When you struggle with getting to sleep or staying asleep, your body, mind and relationships can really suffer. When sleep is healthy, we kind of take it for granted. It is not until something goes sideways with the sleep that we realize – sleep affects EVERY aspect of our lives. Insomnia (having a hard time getting to sleep, staying asleep, waking up too early in the morning or feeling like the sleep is not restful) is a very common problem, affecting 1 in 3 adults.
Troubled sleep can lead to difficulties concentrating, memory problem, low energy, feeling irritable, chronic headaches and, if left untreated, significant medical or mental health problems. In fact, research has shown links between insomnia and increased risk for depression, anxiety, obesity, cardiovascular disease and chronic pain. Until relatively recently sleep medications, or over-the-counter sleep aids were the only treatment available for insomnia.
Although sleep medications can be very beneficial when traveling or when used short-term during periods of stress, they are not a long-term solution due to:
- Side effects which may include: impaired learning and memory, daytime sedation, dependency, and increased risk of overdose and depression as well as mental sluggishness and confustion.
- Risk of dependency and overdose. Some prescription sleep medications create dependency – meaning it becomes hard to sleep without the medication and most patients need to take more, over time, as the brain develops a tolerance to the drug.
- Sleep medications are not effective for most people. After an initial period of helpfulness, many sleep medications do not work better than placebo, resulting in an average sleep improvement of 10 minutes faster to sleep onset in the beginning of the night. They do not allow you to sleep longer and create an “amnestic” effect so you may not remember waking up in the middle of the night.
Fortunately, sleep scientists have developed an alternative and equally effective treatment option for improving sleep. Cognitive Behavioral Therapy for Insomnia (CBTi) is a highly specialized approach (not “sleep hygiene”) designed to address insomnia and poor sleep quality. CBTi is a customized set of interventions developed from what we know about the science of how sleep works. According to the Mayo Clinic, “CBT-I helps you overcome the underlying causes of your sleep problems.”
Behavioral sleep specialists utilize Cognitive Behavioral Therapy for Insomnia (CBTi) and a number of other evidence-based techniques to help patients:
- Fall asleep faster
- Stay asleep through the night and early morning
- Get more restful sleep
- Reduce or eliminate use of sleep medication
- Adjust to continuous positive airway pressure therapies (CPAP) for sleep apnea
- Adjust the body clock (for night owls or morning larks)
- Reduce effects of jet lag
- Reduce effects of shift-work
How does it work?
Cognitive Behavioral Therapy for Insomnia (CBTi) is designed to be a short-term treatment focused on rebooting the sleep system and training the body to sleep naturally and healthily. Typical treatment involves an initial intake session followed by 4-5 treatment sessions. Complex cases may require more extensive treatment but over 85% of patients experience significant sleep improvement within 4-5 sessions. Session length varies from 30-60 minutes.

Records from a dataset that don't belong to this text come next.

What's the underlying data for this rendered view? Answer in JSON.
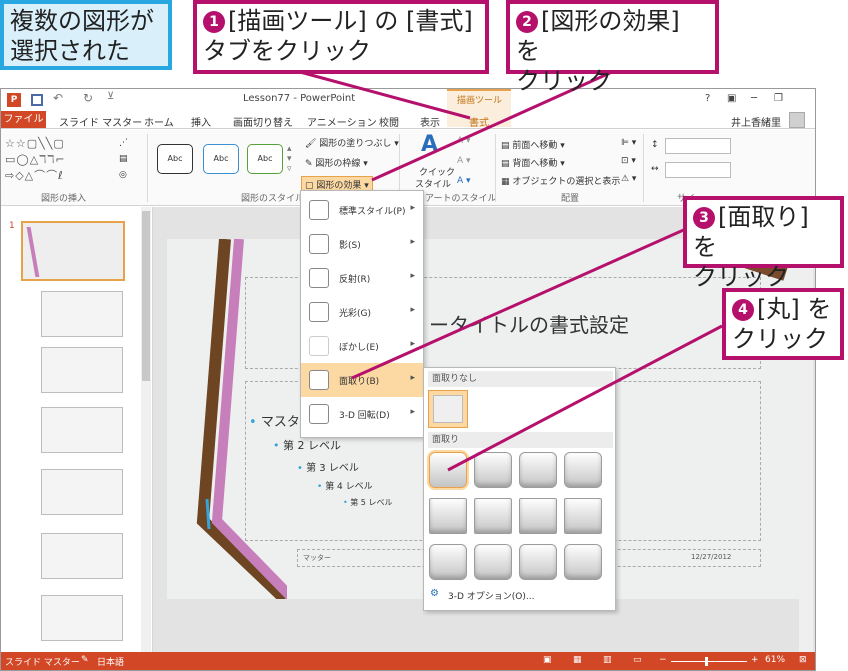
{
  "note": {
    "line1": "複数の図形が",
    "line2": "選択された"
  },
  "callouts": [
    {
      "num": "❶",
      "line1": "[描画ツール] の [書式]",
      "line2": "タブをクリック"
    },
    {
      "num": "❷",
      "line1": "[図形の効果] を",
      "line2": "クリック"
    },
    {
      "num": "❸",
      "line1": "[面取り] を",
      "line2": "クリック"
    },
    {
      "num": "❹",
      "line1": "[丸] を",
      "line2": "クリック"
    }
  ],
  "window": {
    "title": "Lesson77 - PowerPoint",
    "context_tab_title": "描画ツール",
    "help": "?",
    "user": "井上香緒里"
  },
  "tabs": {
    "file": "ファイル",
    "items": [
      "スライド マスター",
      "ホーム",
      "挿入",
      "画面切り替え",
      "アニメーション",
      "校閲",
      "表示"
    ],
    "format": "書式"
  },
  "ribbon": {
    "group_insert_shapes": "図形の挿入",
    "group_shape_styles": "図形のスタイル",
    "style_box": "Abc",
    "shape_fill": "図形の塗りつぶし",
    "shape_outline": "図形の枠線",
    "shape_effects": "図形の効果",
    "quick_styles_1": "クイック",
    "quick_styles_2": "スタイル",
    "group_wordart_styles": "アートのスタイル",
    "bring_forward": "前面へ移動",
    "send_backward": "背面へ移動",
    "selection_pane": "オブジェクトの選択と表示",
    "group_arrange": "配置",
    "group_size": "サイ"
  },
  "effects_menu": [
    {
      "label": "標準スタイル(P)"
    },
    {
      "label": "影(S)"
    },
    {
      "label": "反射(R)"
    },
    {
      "label": "光彩(G)"
    },
    {
      "label": "ぼかし(E)"
    },
    {
      "label": "面取り(B)"
    },
    {
      "label": "3-D 回転(D)"
    }
  ],
  "bevel_menu": {
    "no_bevel": "面取りなし",
    "bevel": "面取り",
    "options": "3-D オプション(O)..."
  },
  "slide": {
    "title": "ータイトルの書式設定",
    "l1": "マスタ",
    "l2": "第 2 レベル",
    "l3": "第 3 レベル",
    "l4": "第 4 レベル",
    "l5": "第 5 レベル",
    "footer_left": "マッター",
    "footer_date": "12/27/2012"
  },
  "thumbs": {
    "first_number": "1"
  },
  "status": {
    "view": "スライド マスター",
    "lang": "日本語",
    "zoom": "61%"
  },
  "colors": {
    "accent": "#b5106c",
    "ppt": "#d24726",
    "note_border": "#29a7e1"
  }
}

This treatment is not a “one size fits all” but is highly tailored to your individual sleep patterns and is based on both objective and subjective sleep data collected during the course of treatment. This customized and data driven approach ensures the highest possible success rates.
Will it work for you?
The National Institutes of Health (NIH) have recommended CBTi as first-line treatment for insomnia given that 85% of patients experience significant improvement. Research studies done at Universities across the U.S. have found that CBTi is as effective, if not more effective, than sleep medication. Behavioral sleep medicine interventions have been shown to improve sleep in 80-90% of people, enabling most to reduce or discontinue the use of sleep medication.
The American Journal of Psychiatry reports that sleep therapy “puts people to sleep faster than sleeping pills” and the Journal of Family Practice states that CBTi “works better than sleeping pills.” CBTi takes time (4-6 sessions over 1-2 months) and it requires your active participation to work successfully. Depending on your sleep goals, your lifestyle and time availability, a combination of sleep medication and CBTi may be recommended. In addition, there are currently only 300 board certified providers nationwide so finding a qualified sleep specialist in your area could prove to be a challenge.
If you have had several nights of difficult sleep or weeks, months or years of interrupted or non-restful sleep you will likely benefit from brief treatment. If you have started worrying during the day about whether you will be able to sleep, you are likely to benefit from treatment. Many of the intuitive things people due to improve sleep in the short-term can worsen the sleep in the long run.
The Clinic is one of only a few healthcare organizations nationwide that provide behavioral sleep medicine treatment and Cognitive Behavioral therapy for Insomnia in particular. We have board certified behavioral sleep medicine specialists that can design a sleep improvement program specifically for you. Contact us to learn more or to make an appointment.
Author: Britney Blair, Psy.D.